Directions: Each line below with the string "chevron" should be copied.

START Entries supplied

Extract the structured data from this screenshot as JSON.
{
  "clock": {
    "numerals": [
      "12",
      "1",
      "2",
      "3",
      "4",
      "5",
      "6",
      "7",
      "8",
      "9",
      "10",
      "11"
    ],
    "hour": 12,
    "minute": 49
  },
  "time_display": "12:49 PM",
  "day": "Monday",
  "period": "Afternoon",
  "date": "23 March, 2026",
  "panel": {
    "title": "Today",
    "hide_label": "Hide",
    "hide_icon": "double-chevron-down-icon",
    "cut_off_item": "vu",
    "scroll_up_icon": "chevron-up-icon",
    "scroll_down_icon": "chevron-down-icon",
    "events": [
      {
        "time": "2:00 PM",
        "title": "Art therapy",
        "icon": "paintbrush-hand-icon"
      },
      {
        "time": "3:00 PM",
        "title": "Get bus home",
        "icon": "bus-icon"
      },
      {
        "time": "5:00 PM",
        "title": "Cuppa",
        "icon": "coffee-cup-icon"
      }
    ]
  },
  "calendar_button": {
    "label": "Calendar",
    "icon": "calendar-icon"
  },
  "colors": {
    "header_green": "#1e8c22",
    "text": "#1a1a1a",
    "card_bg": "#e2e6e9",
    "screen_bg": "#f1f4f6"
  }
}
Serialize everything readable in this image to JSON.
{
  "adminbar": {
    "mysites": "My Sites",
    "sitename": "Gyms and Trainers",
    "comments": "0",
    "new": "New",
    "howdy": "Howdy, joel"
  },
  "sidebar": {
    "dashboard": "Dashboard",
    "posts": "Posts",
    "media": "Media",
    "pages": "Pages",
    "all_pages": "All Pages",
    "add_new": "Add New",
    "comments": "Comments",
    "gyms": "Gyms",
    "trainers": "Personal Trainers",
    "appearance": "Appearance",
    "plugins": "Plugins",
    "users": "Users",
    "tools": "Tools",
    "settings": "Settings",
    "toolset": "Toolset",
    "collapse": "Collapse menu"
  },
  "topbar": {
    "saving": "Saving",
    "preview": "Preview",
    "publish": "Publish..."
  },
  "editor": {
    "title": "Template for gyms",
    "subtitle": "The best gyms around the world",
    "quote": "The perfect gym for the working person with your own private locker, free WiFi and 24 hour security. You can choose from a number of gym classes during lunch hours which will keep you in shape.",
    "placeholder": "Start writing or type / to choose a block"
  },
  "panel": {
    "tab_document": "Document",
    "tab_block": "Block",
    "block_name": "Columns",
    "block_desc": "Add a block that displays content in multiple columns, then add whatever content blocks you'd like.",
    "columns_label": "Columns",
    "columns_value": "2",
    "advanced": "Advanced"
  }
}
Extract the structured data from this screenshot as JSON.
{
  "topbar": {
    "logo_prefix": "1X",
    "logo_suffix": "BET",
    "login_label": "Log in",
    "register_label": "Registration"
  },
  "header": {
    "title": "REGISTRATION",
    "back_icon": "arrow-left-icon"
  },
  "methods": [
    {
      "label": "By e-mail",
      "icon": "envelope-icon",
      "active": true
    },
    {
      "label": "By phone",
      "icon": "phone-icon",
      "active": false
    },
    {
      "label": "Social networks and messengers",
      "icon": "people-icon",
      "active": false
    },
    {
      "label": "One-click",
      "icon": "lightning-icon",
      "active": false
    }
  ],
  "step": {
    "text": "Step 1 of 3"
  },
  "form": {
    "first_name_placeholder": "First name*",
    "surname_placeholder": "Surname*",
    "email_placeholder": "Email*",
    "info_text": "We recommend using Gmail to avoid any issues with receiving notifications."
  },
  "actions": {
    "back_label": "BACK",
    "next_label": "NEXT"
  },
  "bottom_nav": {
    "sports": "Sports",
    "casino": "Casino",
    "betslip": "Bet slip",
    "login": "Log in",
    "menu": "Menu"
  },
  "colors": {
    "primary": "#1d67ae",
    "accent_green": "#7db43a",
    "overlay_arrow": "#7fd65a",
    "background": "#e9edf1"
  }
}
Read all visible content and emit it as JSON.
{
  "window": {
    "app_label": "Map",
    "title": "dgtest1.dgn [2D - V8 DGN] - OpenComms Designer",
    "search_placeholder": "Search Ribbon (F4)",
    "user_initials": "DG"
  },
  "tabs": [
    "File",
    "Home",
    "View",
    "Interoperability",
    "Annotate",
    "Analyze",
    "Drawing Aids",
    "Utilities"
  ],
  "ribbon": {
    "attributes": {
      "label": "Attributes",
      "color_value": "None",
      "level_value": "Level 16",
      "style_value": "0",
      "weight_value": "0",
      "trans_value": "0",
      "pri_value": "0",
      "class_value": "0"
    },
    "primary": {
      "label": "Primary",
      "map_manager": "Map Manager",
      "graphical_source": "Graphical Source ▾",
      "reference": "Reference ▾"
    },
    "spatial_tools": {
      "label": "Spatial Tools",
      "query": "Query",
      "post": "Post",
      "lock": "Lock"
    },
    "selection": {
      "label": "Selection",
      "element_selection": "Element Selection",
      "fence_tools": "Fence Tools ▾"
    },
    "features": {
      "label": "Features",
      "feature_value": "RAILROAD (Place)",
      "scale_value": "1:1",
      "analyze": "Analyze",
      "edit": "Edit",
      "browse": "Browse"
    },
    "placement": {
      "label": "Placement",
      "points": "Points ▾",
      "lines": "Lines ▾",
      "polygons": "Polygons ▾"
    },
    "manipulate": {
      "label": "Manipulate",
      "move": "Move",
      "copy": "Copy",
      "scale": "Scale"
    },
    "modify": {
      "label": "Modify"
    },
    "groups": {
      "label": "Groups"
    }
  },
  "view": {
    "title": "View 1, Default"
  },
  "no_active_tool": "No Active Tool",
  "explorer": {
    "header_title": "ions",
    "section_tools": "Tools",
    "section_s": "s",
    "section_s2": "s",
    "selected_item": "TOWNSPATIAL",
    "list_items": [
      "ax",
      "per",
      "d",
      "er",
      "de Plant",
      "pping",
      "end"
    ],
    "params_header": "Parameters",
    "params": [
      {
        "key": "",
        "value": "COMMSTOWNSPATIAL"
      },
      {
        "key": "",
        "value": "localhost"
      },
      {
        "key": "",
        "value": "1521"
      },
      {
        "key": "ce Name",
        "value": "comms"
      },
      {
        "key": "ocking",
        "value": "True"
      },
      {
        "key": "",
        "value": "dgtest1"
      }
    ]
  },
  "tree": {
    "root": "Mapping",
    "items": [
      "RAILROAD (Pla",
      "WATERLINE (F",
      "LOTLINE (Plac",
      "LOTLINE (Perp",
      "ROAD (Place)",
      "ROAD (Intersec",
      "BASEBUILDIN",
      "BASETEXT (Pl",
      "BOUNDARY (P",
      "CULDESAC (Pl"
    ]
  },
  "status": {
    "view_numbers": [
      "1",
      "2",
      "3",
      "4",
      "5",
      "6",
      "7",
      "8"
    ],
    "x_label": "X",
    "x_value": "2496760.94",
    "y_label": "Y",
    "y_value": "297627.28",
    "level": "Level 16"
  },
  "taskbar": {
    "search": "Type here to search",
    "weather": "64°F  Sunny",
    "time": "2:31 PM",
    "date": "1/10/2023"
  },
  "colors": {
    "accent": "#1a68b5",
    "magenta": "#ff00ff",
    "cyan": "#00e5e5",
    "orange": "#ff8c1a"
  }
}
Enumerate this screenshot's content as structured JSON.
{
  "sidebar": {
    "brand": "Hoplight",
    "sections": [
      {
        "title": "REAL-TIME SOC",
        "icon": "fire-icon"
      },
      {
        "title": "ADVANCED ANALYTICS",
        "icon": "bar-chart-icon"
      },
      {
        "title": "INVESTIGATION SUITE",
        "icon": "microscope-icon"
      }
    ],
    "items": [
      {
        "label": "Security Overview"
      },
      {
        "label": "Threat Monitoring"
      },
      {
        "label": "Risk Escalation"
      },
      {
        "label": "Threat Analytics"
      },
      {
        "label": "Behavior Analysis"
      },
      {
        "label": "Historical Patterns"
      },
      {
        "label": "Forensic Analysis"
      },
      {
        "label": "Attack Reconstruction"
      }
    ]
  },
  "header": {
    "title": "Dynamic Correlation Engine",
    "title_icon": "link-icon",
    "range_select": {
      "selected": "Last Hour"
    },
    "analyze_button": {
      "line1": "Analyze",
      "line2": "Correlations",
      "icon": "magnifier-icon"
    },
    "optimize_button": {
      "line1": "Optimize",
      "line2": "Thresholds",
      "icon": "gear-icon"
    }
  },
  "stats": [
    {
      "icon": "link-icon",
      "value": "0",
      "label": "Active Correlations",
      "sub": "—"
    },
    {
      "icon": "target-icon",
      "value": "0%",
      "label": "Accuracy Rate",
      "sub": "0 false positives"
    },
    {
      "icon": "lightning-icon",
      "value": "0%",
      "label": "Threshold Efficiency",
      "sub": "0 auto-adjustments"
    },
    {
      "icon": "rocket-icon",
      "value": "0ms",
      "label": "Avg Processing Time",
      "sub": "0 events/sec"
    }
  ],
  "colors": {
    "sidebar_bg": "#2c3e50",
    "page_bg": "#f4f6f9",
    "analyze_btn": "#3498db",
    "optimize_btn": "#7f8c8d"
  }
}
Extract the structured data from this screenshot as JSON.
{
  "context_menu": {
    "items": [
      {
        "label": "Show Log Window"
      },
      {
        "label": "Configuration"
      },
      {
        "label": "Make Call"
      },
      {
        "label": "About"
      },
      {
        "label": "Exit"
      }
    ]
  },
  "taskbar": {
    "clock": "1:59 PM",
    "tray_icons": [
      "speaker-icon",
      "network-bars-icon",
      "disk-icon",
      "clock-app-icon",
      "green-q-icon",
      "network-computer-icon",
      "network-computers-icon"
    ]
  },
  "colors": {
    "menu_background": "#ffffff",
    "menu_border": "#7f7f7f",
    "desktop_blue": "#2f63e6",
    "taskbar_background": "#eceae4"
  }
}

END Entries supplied

Response to the task:
    "hide_icon": "double-chevron-down-icon",
    "scroll_up_icon": "chevron-up-icon",
    "scroll_down_icon": "chevron-down-icon",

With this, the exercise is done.